Enhancing software analysis with Moose's aggregation

Simplify model import

Posted by Patricia TOTOUM on August 07, 2023 · 4 mins read

As software systems grow more complex, importing large models into Moose using the conventional process can cause issues with speed, excessive memory usage, and overall performance due to the vast amount of data. To ensure a smoother analysis process, managing the importation of extensive models efficiently is crucial. To overcome these challenges, strategic filtering and aggregation have emerged as powerful techniques.

Filtering entities: limits and approach

One feature of Moose is its model import filtering, which provides a practical approach to effectively handle large models. It allows us to selectively choose relevant entities for analysis instead of importing the entire model.

However, filtering has its limitations. By excluding certain entities during importation, we may lose some fine-grained details that could potentially be relevant for certain analyses. Moreover, if our filtering criteria are too aggressive, we might overlook important dependencies that could impact the overall understanding of the software system. To address these limitations, we have adopted a specific approach in this context - not importing methods.

Simplifying the model by not importing methods

let’s take a look at a real-life example - a massive software model with over 130,000 methods!

"Massive Model"

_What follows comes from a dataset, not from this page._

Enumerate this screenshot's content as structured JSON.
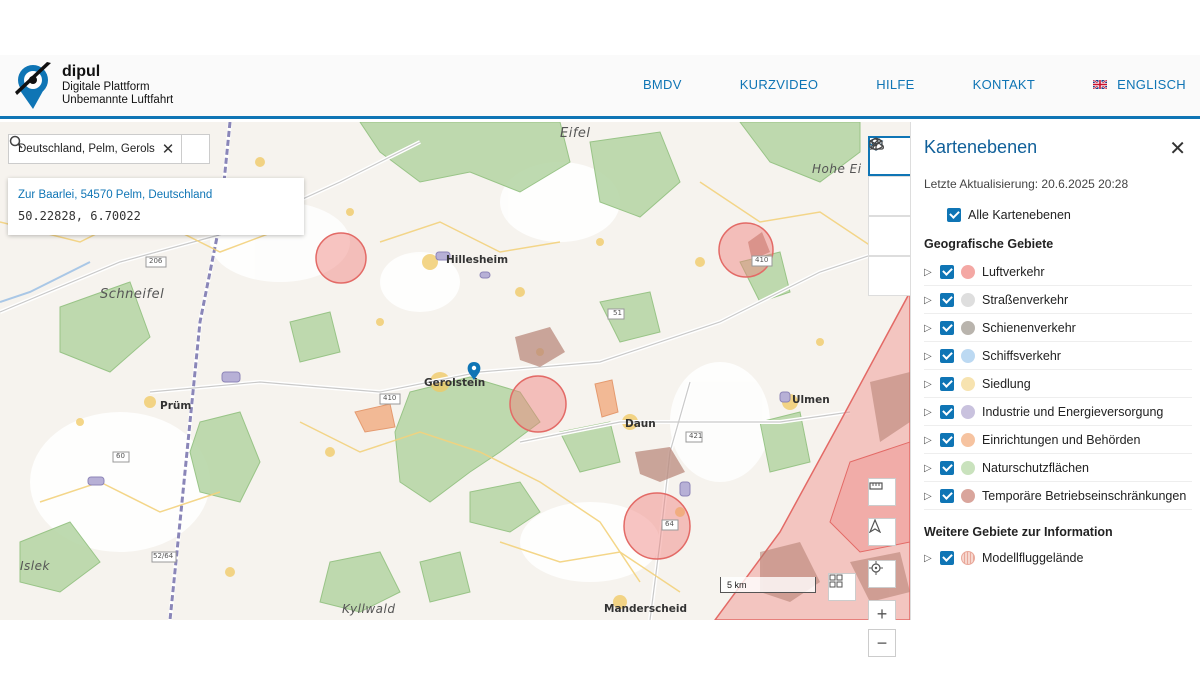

While method-related information can be crucial for certain analysis tasks, focusing on high-level relationships between classes is often more important than diving into individual method implementations. By avoiding the importation of individual methods, we strike a balance between capturing essential dependency information and simplifying the model.

But how do we preserve crucial dependency information when we’re not importing methods? This is where aggregation comes into play.

Aggregation: an approach to capture dependencies

Aggregation involves creating an aggregated method within each class, serving as a central repository for consolidating dependencies. This approach reduces the need for complex connections between individual methods, leading to improved performance and overall efficiency. The abstraction layer introduced by aggregated methods not only simplifies the model but also enhances its modularity. By adopting this approach, we promote cleaner code design, making the software more maintainable and adaptable.

Now, let’s explore the process of importing a software model into Moose using the aggregator approach.

Importing a model in Moose with the aggregator

To import an aggregated model into Moose:

  1. Open Moose’s model browser.
  2. Locate the model file on your computer.
  3. Click “Aggregate Methods.”
  4. Click “Import.”

"Importing Model"

Now, the aggregated model is available for analysis in Moose.

"My Java Model"

Benchmarking aggregation’s impact on model size and analysis

To assess the effectiveness of aggregation in reducing model complexity, we conducted a benchmark using a real-life example. The original software model had a staggering 10,267 methods.

"Source Model Number Of Methods"

After importing the model into Moose using the aggregation approach, the corresponding aggregated model had only 448 methods. This showcases a substantial reduction in complexity achieved through aggregation.

"Aggregated Model Number Of Methods"

In proportion, the aggregated model represents just 4.4% of the original model’s size (448 / 10,267 * 100). This remarkable decrease in the number of methods demonstrates the powerful impact of aggregation in simplifying the model.

Our benchmark confirms that aggregation is an invaluable technique for managing large models in Moose. It significantly streamlines the analysis process while preserving essential dependency information. Aggregation empowers software engineers to work with large-scale systems more efficiently and promotes cleaner code design, making the software more maintainable and adaptable.


In summary, aggregation proved to be a highly effective approach for managing large models in Moose. By adopting aggregation, software engineers can work more efficiently with complex systems.